A private wiki tracks and holds onto all of the changes made. If you go to a page and something is not there anymore, you can simply revert to an older version and find what you're looking for.
Features to look out for in a Wiki?
No matter your company structure, if you're a remote team or in-office, you need a few core features in your wiki software for it to work successfully.
90% of users reported they stopped using an app due to poor performance. The same can be said with employees and their work tools. If your wiki isn't user-friendly, people won't use it.
Handle Access Rights
Make sure your super admin has the power to give and revoke user permissions. It's often one of the differences between a paid and a free wiki. You're dealing with sensitive information, so you need to keep an eye on who has access to what.
Custom search is a massive time saver for your team. It acts like Google to your knowledge base. Someone can use keywords to find what they're looking for rather than navigating to a specific page. Make sure you have this feature from day one.
Whether you're remote or not. You need to be able to do everything in your wiki online and from the cloud, if you want it to scale. Check the number of users that can have access to the wiki and at what cost.
A simple formatting option, but often overlooked. You won't be storing all of your company information directly in the wiki, but you'll certainly store the links to the other docs. Embedding customization options make for a cleaner and clearer interface for your wiki users.
A super useful feature if you're working with multiple people to build your wiki. A comment and tag feature allows you to discuss what's on the page without editing the page.
Wiki Building Best Practices
Use images and screenshots
Whenever you're struggling to get your point across or feel things could be clearer, consider a visual.
Stick to short, sharp sentences. Think about it like note-taking. Try to avoid any jargon that may confuse your reader.
Structure and categorize information
So crucial for searchers. Build out a wiki map that's searchable by category or keywords.
Share it with the right people
Using the admin rights you have, select who has access to what information and what can be accessed by anyone.
Get others to contribute
You don't need to build this wiki alone; in fact, it's better with specialists. Figure out who they are and ask them to contribute.
How to Build a Wiki In 4 steps, With Slite
Today, personal wikis are a plugin and play kind of set up. You only need a tiny learning curve and be able to edit content. Modern wikis need good project management skills, real-time updates, and dedication.
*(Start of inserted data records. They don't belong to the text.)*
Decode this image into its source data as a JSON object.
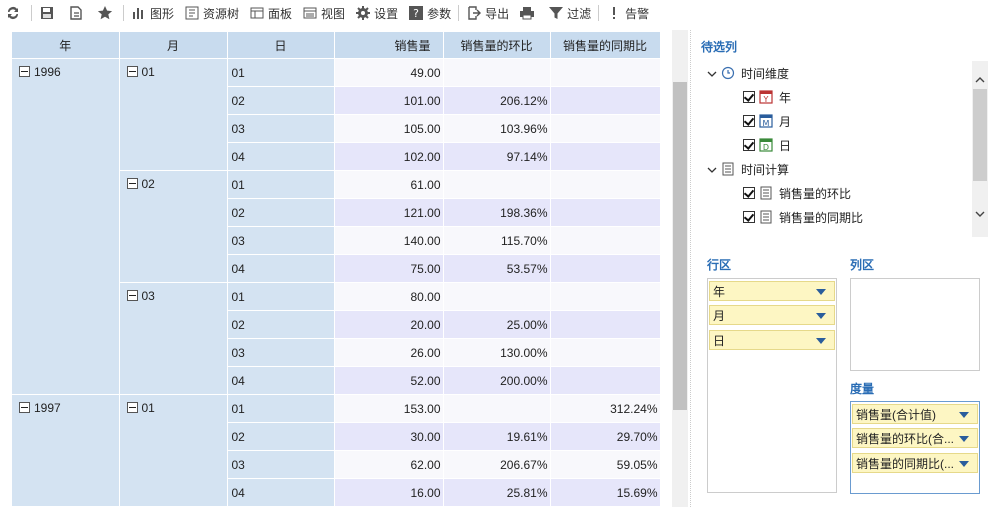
{
  "toolbar": {
    "graph": "图形",
    "resource_tree": "资源树",
    "panel": "面板",
    "view": "视图",
    "settings": "设置",
    "params": "参数",
    "export": "导出",
    "filter": "过滤",
    "alert": "告警"
  },
  "grid": {
    "headers": [
      "年",
      "月",
      "日",
      "销售量",
      "销售量的环比",
      "销售量的同期比"
    ],
    "years": [
      "1996",
      "1997"
    ],
    "months": [
      "01",
      "02",
      "03",
      "01"
    ],
    "rows": [
      {
        "day": "01",
        "sales": "49.00",
        "mom": "",
        "yoy": ""
      },
      {
        "day": "02",
        "sales": "101.00",
        "mom": "206.12%",
        "yoy": ""
      },
      {
        "day": "03",
        "sales": "105.00",
        "mom": "103.96%",
        "yoy": ""
      },
      {
        "day": "04",
        "sales": "102.00",
        "mom": "97.14%",
        "yoy": ""
      },
      {
        "day": "01",
        "sales": "61.00",
        "mom": "",
        "yoy": ""
      },
      {
        "day": "02",
        "sales": "121.00",
        "mom": "198.36%",
        "yoy": ""
      },
      {
        "day": "03",
        "sales": "140.00",
        "mom": "115.70%",
        "yoy": ""
      },
      {
        "day": "04",
        "sales": "75.00",
        "mom": "53.57%",
        "yoy": ""
      },
      {
        "day": "01",
        "sales": "80.00",
        "mom": "",
        "yoy": ""
      },
      {
        "day": "02",
        "sales": "20.00",
        "mom": "25.00%",
        "yoy": ""
      },
      {
        "day": "03",
        "sales": "26.00",
        "mom": "130.00%",
        "yoy": ""
      },
      {
        "day": "04",
        "sales": "52.00",
        "mom": "200.00%",
        "yoy": ""
      },
      {
        "day": "01",
        "sales": "153.00",
        "mom": "",
        "yoy": "312.24%"
      },
      {
        "day": "02",
        "sales": "30.00",
        "mom": "19.61%",
        "yoy": "29.70%"
      },
      {
        "day": "03",
        "sales": "62.00",
        "mom": "206.67%",
        "yoy": "59.05%"
      },
      {
        "day": "04",
        "sales": "16.00",
        "mom": "25.81%",
        "yoy": "15.69%"
      }
    ]
  },
  "panel": {
    "candidates_title": "待选列",
    "tree": {
      "time_dim": "时间维度",
      "year": "年",
      "month": "月",
      "day": "日",
      "time_calc": "时间计算",
      "mom": "销售量的环比",
      "yoy": "销售量的同期比"
    },
    "row_zone_title": "行区",
    "col_zone_title": "列区",
    "measure_title": "度量",
    "row_fields": [
      "年",
      "月",
      "日"
    ],
    "measure_fields": [
      "销售量(合计值)",
      "销售量的环比(合...",
      "销售量的同期比(..."
    ]
  },
  "colors": {
    "header_bg": "#c8dbee",
    "dim_bg": "#d4e3f2",
    "row_odd": "#f8f8fc",
    "row_even": "#e6e6fa",
    "accent": "#2a6db5",
    "field_bg": "#fdf6c3"
  }
}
They're built with as much thought for the creator's user experience as they are for the users'.
Of course, there are other wiki tools out there: MediaWiki, DokuWiki, TiddlyWiki, Wikidot, Fandom, and Confluence, to name a few. However, we'll stick with what we know for this tutorial and use Slite.
1. Create your Slite Account
First up, you need to create your account in Slite. It's free to do and done in four steps. Use Google, Slack, Apple ID, or your work email to register. Tell us a bit about yourself and your team. Pick a URL, and you're good to go.
2. “Clone in my Slite” or start from scratch
Jump over to our private wiki solutions page and click "clone in my Slite" this will pull the premade wiki template into your workspace. Or, if you're not a fan of our template (welp 😥), you can choose to create a "New private doc."
3. Edit whatever you want
The private wiki template is there as a guide. Feel free to add, takeaway, or tweak anything you want to make the template more personal and appropriate for your business.
4. Share with your team
Once you're happy with your wiki, you're ready to share it with your team. Select the team members you want to access the workplace or grant access to the entire company in a few clicks. Done!
Get started with Slite today
Ready to get started with your private wiki today? Dive straight in, sign up quickly for free and start using Slite templates to step your business up a gear.
Christophe Pasquier is Slite’s co-founder and CEO. Chris’ goal is to help teams do incredible work in better environments, by helping them embrace remote work and async communication. He currently lives in Berlin with his wife and baby Noé. Find him @Christophepas on Twitter!